(REQUIRED ACTION):
In the records below, find every line that contains "expertchoice" and list it.

(Saved data entries):
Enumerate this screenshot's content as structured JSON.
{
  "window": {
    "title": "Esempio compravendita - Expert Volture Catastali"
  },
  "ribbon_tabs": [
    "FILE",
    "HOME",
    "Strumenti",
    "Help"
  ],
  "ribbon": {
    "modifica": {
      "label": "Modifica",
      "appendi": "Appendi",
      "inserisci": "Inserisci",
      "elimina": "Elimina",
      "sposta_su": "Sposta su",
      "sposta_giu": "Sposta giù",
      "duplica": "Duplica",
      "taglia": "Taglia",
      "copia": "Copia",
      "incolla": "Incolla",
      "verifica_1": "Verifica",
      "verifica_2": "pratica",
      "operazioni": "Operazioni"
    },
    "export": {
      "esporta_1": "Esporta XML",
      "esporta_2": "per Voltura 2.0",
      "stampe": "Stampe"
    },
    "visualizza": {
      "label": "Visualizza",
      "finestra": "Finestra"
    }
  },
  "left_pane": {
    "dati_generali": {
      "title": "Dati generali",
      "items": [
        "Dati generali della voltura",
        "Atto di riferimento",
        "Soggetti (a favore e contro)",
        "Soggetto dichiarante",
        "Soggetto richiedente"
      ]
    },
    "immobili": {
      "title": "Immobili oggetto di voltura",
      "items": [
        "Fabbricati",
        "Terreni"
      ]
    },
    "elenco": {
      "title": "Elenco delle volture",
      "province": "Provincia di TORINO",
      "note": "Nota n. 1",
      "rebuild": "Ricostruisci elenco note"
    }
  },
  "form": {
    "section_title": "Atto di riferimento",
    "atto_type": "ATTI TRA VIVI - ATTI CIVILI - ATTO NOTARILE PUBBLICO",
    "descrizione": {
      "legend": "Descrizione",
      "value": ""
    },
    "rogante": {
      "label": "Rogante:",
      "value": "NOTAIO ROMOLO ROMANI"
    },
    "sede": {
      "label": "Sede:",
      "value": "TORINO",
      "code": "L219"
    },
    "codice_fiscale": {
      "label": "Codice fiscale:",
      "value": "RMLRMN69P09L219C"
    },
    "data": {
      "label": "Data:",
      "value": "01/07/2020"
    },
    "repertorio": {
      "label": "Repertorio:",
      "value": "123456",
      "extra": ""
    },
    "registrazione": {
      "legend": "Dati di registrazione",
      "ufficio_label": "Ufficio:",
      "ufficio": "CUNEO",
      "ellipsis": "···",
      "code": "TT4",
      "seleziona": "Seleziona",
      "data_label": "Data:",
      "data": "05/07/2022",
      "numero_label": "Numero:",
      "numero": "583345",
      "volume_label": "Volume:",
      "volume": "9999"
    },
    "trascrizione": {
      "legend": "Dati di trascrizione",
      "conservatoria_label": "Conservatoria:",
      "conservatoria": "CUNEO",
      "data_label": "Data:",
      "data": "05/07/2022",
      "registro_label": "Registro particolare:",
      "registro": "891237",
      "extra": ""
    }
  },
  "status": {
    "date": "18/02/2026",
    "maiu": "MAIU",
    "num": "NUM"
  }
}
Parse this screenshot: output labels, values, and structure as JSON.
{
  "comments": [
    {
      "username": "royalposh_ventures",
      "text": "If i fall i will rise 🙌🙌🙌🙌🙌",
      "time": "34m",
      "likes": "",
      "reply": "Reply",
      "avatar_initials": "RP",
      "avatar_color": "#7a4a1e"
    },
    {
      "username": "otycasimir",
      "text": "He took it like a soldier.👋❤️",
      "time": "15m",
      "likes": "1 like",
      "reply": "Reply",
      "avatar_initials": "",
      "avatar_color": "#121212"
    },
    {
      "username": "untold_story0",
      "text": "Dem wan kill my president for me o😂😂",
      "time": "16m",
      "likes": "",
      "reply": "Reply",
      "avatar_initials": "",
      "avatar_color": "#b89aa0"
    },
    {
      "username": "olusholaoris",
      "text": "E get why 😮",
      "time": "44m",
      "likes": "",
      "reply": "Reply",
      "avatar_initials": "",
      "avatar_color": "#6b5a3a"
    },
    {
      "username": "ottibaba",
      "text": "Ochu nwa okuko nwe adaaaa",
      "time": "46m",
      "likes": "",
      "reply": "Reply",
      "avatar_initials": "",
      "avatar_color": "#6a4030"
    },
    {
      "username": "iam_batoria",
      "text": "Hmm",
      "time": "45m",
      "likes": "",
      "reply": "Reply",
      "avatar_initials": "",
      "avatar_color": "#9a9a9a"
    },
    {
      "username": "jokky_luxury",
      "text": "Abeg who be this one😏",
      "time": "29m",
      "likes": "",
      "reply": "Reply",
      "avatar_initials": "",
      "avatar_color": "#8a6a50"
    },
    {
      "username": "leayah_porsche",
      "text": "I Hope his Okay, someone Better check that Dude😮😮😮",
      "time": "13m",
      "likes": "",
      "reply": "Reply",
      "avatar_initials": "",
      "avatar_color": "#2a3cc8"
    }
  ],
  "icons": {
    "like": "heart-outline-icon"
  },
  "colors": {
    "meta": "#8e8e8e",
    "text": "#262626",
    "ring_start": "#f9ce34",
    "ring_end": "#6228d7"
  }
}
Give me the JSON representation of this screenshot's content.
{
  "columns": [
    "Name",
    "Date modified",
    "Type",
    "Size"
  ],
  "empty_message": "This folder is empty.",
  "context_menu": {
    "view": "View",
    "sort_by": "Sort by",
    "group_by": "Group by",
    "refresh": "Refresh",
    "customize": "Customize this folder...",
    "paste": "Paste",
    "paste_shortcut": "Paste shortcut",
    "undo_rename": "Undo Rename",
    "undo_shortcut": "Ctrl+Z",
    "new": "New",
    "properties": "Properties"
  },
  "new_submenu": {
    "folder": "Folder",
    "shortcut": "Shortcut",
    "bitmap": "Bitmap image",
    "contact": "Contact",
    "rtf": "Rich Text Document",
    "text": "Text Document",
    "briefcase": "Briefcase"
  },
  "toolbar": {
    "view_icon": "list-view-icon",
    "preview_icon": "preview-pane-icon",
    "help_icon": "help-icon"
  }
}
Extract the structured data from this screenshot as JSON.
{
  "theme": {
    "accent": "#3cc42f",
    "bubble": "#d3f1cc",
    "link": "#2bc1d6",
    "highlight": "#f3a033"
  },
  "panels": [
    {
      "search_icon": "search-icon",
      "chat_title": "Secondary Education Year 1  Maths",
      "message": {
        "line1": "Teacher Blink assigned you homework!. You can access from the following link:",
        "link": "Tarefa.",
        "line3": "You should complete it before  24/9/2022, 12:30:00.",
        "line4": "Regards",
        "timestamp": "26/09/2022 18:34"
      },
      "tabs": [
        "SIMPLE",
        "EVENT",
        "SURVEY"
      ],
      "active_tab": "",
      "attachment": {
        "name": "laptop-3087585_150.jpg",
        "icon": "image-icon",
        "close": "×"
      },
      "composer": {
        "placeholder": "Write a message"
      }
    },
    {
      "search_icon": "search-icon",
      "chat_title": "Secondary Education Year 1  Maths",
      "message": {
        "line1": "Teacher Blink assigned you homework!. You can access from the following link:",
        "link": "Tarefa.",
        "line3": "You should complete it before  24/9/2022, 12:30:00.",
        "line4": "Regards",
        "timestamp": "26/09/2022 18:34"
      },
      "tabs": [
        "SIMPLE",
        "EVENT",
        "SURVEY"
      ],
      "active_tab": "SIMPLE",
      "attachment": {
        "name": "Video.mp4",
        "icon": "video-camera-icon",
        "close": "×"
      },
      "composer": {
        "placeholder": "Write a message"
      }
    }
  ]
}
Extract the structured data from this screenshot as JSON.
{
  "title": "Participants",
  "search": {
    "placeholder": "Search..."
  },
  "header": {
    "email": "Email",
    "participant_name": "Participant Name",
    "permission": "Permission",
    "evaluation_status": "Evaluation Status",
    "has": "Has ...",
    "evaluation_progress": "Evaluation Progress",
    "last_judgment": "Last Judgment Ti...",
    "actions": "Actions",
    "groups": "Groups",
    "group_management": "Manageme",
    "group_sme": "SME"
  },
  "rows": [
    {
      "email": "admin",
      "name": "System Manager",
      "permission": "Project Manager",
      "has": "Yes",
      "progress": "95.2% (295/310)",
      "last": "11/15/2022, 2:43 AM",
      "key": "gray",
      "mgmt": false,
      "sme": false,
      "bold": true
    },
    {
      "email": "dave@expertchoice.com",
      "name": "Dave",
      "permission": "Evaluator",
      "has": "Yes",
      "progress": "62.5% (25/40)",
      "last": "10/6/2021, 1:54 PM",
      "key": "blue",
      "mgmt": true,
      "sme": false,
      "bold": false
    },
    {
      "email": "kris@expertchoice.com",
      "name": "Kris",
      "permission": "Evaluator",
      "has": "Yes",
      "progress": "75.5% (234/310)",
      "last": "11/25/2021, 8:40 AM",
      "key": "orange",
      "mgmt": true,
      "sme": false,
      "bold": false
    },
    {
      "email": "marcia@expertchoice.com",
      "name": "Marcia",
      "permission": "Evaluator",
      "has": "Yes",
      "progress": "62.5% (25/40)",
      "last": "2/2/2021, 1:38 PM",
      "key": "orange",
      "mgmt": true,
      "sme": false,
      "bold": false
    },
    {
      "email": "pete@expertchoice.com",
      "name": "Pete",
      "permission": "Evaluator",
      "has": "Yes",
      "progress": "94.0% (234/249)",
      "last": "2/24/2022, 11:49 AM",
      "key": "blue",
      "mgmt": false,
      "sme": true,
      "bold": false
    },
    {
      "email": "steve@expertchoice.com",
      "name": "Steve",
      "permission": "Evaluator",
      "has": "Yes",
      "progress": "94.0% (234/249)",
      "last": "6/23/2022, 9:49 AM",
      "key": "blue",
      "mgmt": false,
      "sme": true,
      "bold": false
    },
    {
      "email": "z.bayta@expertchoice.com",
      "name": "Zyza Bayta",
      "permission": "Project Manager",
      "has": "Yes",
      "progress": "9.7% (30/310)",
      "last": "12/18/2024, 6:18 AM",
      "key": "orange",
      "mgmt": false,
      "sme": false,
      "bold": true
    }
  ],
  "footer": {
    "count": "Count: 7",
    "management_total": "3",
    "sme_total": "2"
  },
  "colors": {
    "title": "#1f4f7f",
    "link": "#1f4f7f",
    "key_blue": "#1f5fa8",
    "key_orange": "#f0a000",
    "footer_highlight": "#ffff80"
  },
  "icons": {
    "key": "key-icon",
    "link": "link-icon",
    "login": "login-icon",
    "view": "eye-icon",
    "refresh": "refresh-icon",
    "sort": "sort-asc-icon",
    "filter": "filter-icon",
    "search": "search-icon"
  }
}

(EXERCISE RESULT):
      "email": "dave@expertchoice.com",
      "email": "kris@expertchoice.com",
      "email": "marcia@expertchoice.com",
      "email": "pete@expertchoice.com",
      "email": "steve@expertchoice.com",
      "email": "z.bayta@expertchoice.com",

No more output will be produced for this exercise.